If a student experiences sexual assault off campus, the Counseling Center and the Title IX office can still provide resources in the same way that they would if an assault were to occur on campus.

Moelk said in light of the #MeToo movement, which is dedicated to opening up the conversation surrounding sexual assault, providing students education and awareness of prevention methods is important. Even more important, she said, is educating students about not victimizing others.

“So instead of putting all of the responsibility on someone to not become a victim, we need to put the responsibility on the people to not victimize,” Moelk said. “I think that’s the big-picture goal and hope.”

Miller agreed with Moelk and said that there are a lot of direct and indirect ways to prevent sexual assault on campus. For example, Miller said, acting as a bystander and separating two people who are drunk and cannot consent can be one way that students can intervene before a situation escalates to sexual assault.

Another way students can be involved in preventing sexual assault is by signing the UIndy PACT. According to the UIndy website, the UIndy PACT dedicated to its efforts, is designed to help students and staff keep the campus safe. It also draws awareness to the issues of sexual misconduct.

“As students, you control the environment and the chemistry and the community on this campus,” Moelk said. “You might think that it’s those of us in administrative roles, but really it’s students. And so if students want a certain type of campus—in terms of how people are treated—then students need to demand that from one another.
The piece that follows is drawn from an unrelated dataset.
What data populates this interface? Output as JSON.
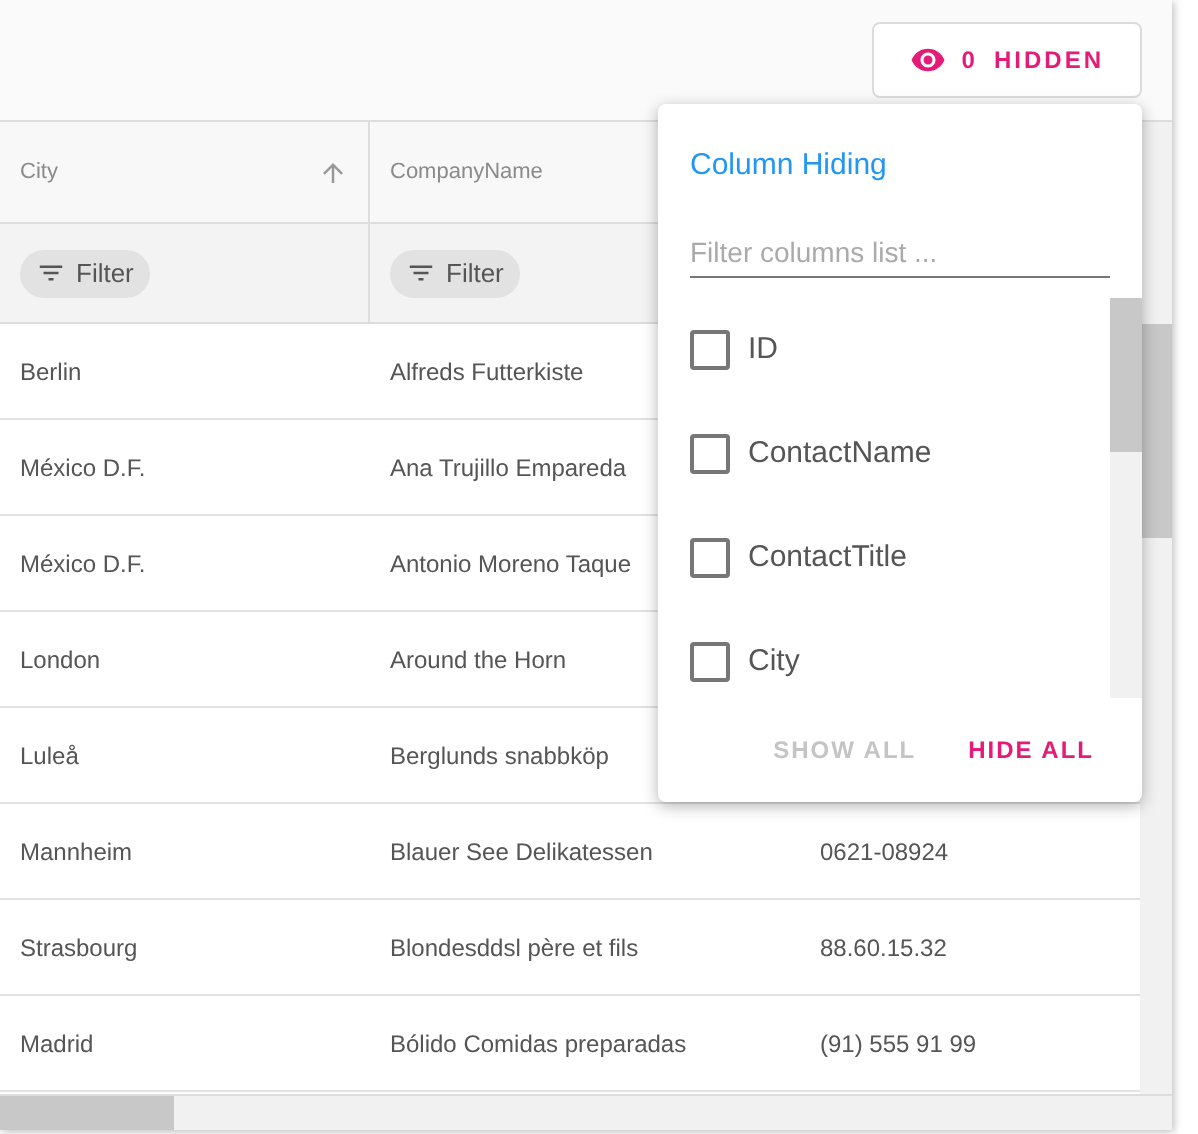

And if you see a student who is not behaving in a way that you want your campus to have, then you’ve got to step up and say something.”